One of the most tragic stories of the 1990s rock world was that of singer Shannon Hoon and his band, Blind Melon.

Despite scoring one of the decade’s most enduring singles and videos, “No Rain,” and a quadruple-platinum hit with the band’s 1992 self-titled debut album (in addition to touring alongside rock’s biggest names), Hoon could not overcome a dangerous drug addiction.

Only two records into a promising career, Hoon was dead from an overdose at the age of 28. “A Devil On One Shoulder and An Angel On the Other” (now available through is the first book to tell the group’s story — culled from over 50 exclusive interviews (including the surviving band members and those closest to the band). The following excerpt focuses on the group’s “breakthrough period” circa the summer and fall of 1993, when it opened up sold-out tours for both Neil Young and Lenny Kravtiz and also appeared on the cover of Rolling Stone.

As one of the top breakthrough artists of 1993, Blind Melon land two prime tour opening spots — Neil Young and Lenny Kravitz. Additionally, the group grace the cover of Rolling Stone Magazine… naked.

PAUL CUMMINGS: The Neil Young tour was one of those dream tours they wanted — they obviously had a lot of respect for Neil Young. They were the opening act, there was a middle act — it was either Soundgarden, Stone Temple Pilots, [or] Social Distortion. [And] Pearl Jam did three shows. That was great for them to be on that. The first time they were called to meet Neil Young, they were all standing there like they were at the principal’s office — “Yes sir, no sir, very happy to be here.” That was a big deal for them. Neil Young likes an hour between when he goes on and the act before him, so a lot of the time, they were going on about the posted door time.

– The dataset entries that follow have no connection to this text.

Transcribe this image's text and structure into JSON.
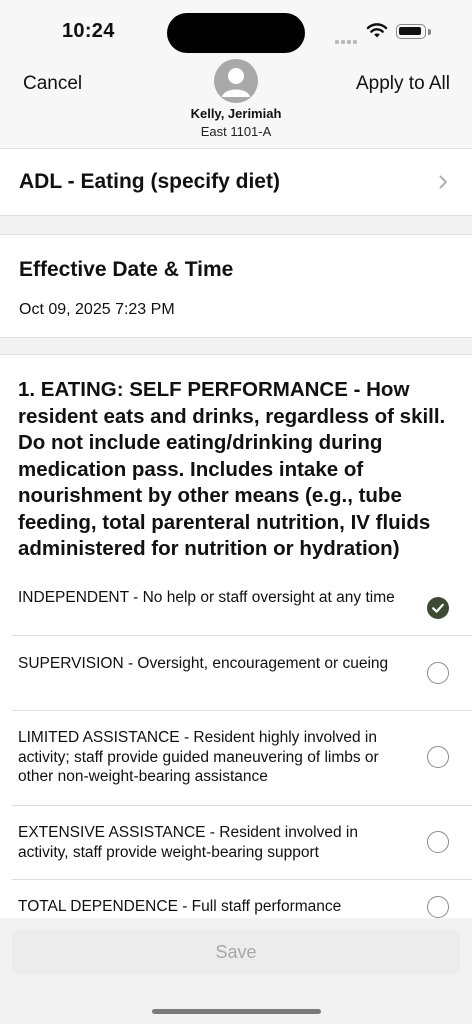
{
  "status_bar": {
    "time": "10:24"
  },
  "nav": {
    "cancel_label": "Cancel",
    "apply_label": "Apply to All",
    "resident_name": "Kelly, Jerimiah",
    "resident_room": "East 1101-A"
  },
  "adl": {
    "title": "ADL - Eating (specify diet)"
  },
  "effective": {
    "title": "Effective Date & Time",
    "value": "Oct 09, 2025 7:23 PM"
  },
  "question": {
    "text": "1. EATING: SELF PERFORMANCE - How resident eats and drinks, regardless of skill. Do not include eating/drinking during medication pass. Includes intake of nourishment by other means (e.g., tube feeding, total parenteral nutrition, IV fluids administered for nutrition or hydration)",
    "options": [
      {
        "label": "INDEPENDENT - No help or staff oversight at any time",
        "selected": true
      },
      {
        "label": "SUPERVISION - Oversight, encouragement or cueing",
        "selected": false
      },
      {
        "label": "LIMITED ASSISTANCE - Resident highly involved in activity; staff provide guided maneuvering of limbs or other non-weight-bearing assistance",
        "selected": false
      },
      {
        "label": "EXTENSIVE ASSISTANCE - Resident involved in activity, staff provide weight-bearing support",
        "selected": false
      },
      {
        "label": "TOTAL DEPENDENCE - Full staff performance",
        "selected": false
      }
    ]
  },
  "footer": {
    "save_label": "Save"
  },
  "colors": {
    "selected_radio": "#3f4a33",
    "disabled_text": "#a8a8a8"
  }
}
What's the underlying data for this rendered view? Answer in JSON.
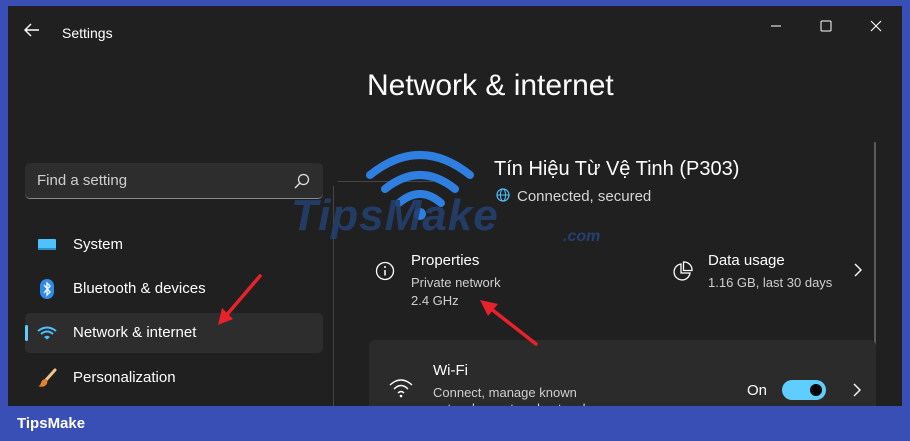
{
  "window": {
    "title": "Settings",
    "controls": {
      "minimize_icon": "minimize-icon",
      "maximize_icon": "maximize-icon",
      "close_icon": "close-icon"
    }
  },
  "search": {
    "placeholder": "Find a setting",
    "icon": "search-icon"
  },
  "sidebar": {
    "items": [
      {
        "label": "System",
        "icon": "display-icon",
        "selected": false
      },
      {
        "label": "Bluetooth & devices",
        "icon": "bluetooth-icon",
        "selected": false
      },
      {
        "label": "Network & internet",
        "icon": "wifi-icon",
        "selected": true
      },
      {
        "label": "Personalization",
        "icon": "brush-icon",
        "selected": false
      }
    ]
  },
  "main": {
    "page_title": "Network & internet",
    "network": {
      "name": "Tín Hiệu Từ Vệ Tinh (P303)",
      "status": "Connected, secured"
    },
    "properties": {
      "title": "Properties",
      "line1": "Private network",
      "line2": "2.4 GHz"
    },
    "data_usage": {
      "title": "Data usage",
      "subtitle": "1.16 GB, last 30 days"
    },
    "wifi_card": {
      "title": "Wi-Fi",
      "description": "Connect, manage known networks, metered network",
      "toggle_label": "On",
      "toggle_on": true
    }
  },
  "overlay": {
    "watermark": "TipsMake",
    "watermark_suffix": ".com",
    "brand": "TipsMake"
  },
  "colors": {
    "accent": "#60cdff",
    "window_bg": "#202020",
    "frame": "#3a4fb6",
    "annotation_arrow": "#e8212a"
  }
}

LYLE EAVES: That was a weird transition — you could watch it happen day-to-day when that video took off. Neil Young’s crowd, you could imagine, could care less who Blind Melon was. Plus, being the first band on a three-band bill, they were going on [when] it was daylight. I mean, there was no one there. Half the time they played, there would be 125 people in a 33,000-seat outdoor shed. The crowd didn’t care. And then, all of a sudden, the video starts taking off, and there would be like seven teenage girls standing by the stage screaming. It was the first thing that hit me — “What the hell is going on here?” And then, the next night, there’s 200 of them. Within a week, there was actually a crowd showing up to see them. You could literally watch it happen.

GLEN GRAHAM: I’ve been a Neil Young fan since I was very young. Just getting to see six weeks worth of shows was amazing. He had the oddest choice of a backing band possibly ever for Neil Young — Booker T & the MG’s. Booker T & the MG’s are fantastic... but as Neil Young’s backing band? And they had Jim Keltner as the drummer — it was a thrill to meet him.

My memories of that tour, like most tours, have nothing to do with playing. Neil was touring with his kids, one of whom had severe cerebral palsy. He was in a wheel chair — Ben, the model train guy. He was on the side of stage the whole time watching and loving it. And his other son, Zeke, who was about 18 or at the time, I think he had cerebral palsy – but extremely mild. I remember at Bill Graham Amphitheater, Neil giving him a Bronco or something for a birthday present. It was casual. It was like, these are adults — people who have done this 50 times. It was just nice to see what you could grow into eventually. Also, David Briggs was on that tour. David had a monitor on the side of the stage — I think h